[7]  Frankel R.J. (1979)-“Alternative Filter Media”. Operation of the coconut fibre /burnt rice husks filter for supplying drinking water to rural communities in Southeast Asia. AJPH vol.69, no.1, pp. 75-6.
In article      CrossRef
[8]  Feacham R.G. (1975)-“Water supplies in low- income communities of developing countries”. Journal of environmental engineering division proceedings ASCE 101, No. EES.
In article      
[9]  I R.C. (1981)-“Overview of sand filtration among other processes”. Small community water supplies: Technology of small water supply systems in developing dountries. Hofkes, E.H. (Ed.) Technical Paper Series 18. IRC, Rijswijk, the Netherlands.
In article      
[10]  Metcalf (1987)-“Water Contaminant”. Organic pollution of the water.
In article      
[11]  Randy J. (2005)-“Water Filters”. Safe drinking water.
In article      
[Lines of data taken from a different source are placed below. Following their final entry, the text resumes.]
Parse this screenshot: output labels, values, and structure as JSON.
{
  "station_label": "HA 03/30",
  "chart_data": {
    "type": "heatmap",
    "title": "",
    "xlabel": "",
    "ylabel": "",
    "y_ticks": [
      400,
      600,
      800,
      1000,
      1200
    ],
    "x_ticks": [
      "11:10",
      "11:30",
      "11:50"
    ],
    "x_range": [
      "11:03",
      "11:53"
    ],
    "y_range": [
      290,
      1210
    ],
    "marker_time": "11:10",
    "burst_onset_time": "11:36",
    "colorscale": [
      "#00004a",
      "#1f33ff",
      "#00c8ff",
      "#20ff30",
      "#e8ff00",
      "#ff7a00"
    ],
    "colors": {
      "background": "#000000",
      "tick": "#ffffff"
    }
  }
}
[12]  Rao D.J. (1981)-“Crushed Stones as Alternative Medium for Rapid Filters”. Evolving high rate filter and use of crushed stone as filter media.J.Inst. Eng., vol. 61, pp.92-6 India.
In article      
[13]  Rutledge S.O. and Gagnon G.A. (2000)-“Crushed glass as filter medium”. Comparing crushed recycled glass to silica sand for dual media filtration.J. Environ. Eng. Sci. Vol. 1.
In article      
[14]  Reed A. (1979)-“Summary of water quality testing parameters ̓ ̓.
In article      
[15]  Schulz C.R. and Okun D.A. (1984)-“General overview of rapid sand filtration”. Surface water treatment for communities in developing countries. IT, London.
In article      
[16]  Shaw R. (1999)-“Technical Briefs, Including Overview of Treatment Processes”. Running Water: more technical briefs on health, water and sanitation. Intermediate Technology, London, UK, p.103.
In article      PubMed
[17]  Smith M.D (2010)-“Sand Size (ES) Vs Filtrate Quality with Different Flow Rates and Constant UC”.
In article      
[18]  Stapleton C.K. (2000)-“Tube wells and their construction ̓”. Water aid’s health and safety policy, wells and their construction IT Publications.
In article      
[19]  W.E. (1974)-“General Continually Operated Filter Info”.
In article      
[20]  Watt S.B. and W.E. (1985)-“Hand-Dug Wells and Their Construction”.
In article      
[21]  WHO (1971)-“Community Supply”. The WHO Chronicles 25, NO.2.
In article      
[22]  WHO (2004)-“Guidelines for drinking water quality”. 2nd edition volume 3.
In article      
[23]  WHO (2004)-“Community water supplies; a critical situation”. WHO Chronicles 23, NO.8
In article      
[24]  WHO (2011)-“Guidelines for drinking-water quality”. 3rd edition; volume 3. World Health Organization, Geneva.
In article      
  • CiteULikeCiteULike
  • MendeleyMendeley
  • StumbleUponStumbleUpon
  • Add to DeliciousDelicious
  • FacebookFacebook
  • TwitterTwitter
  • LinkedInLinkedIn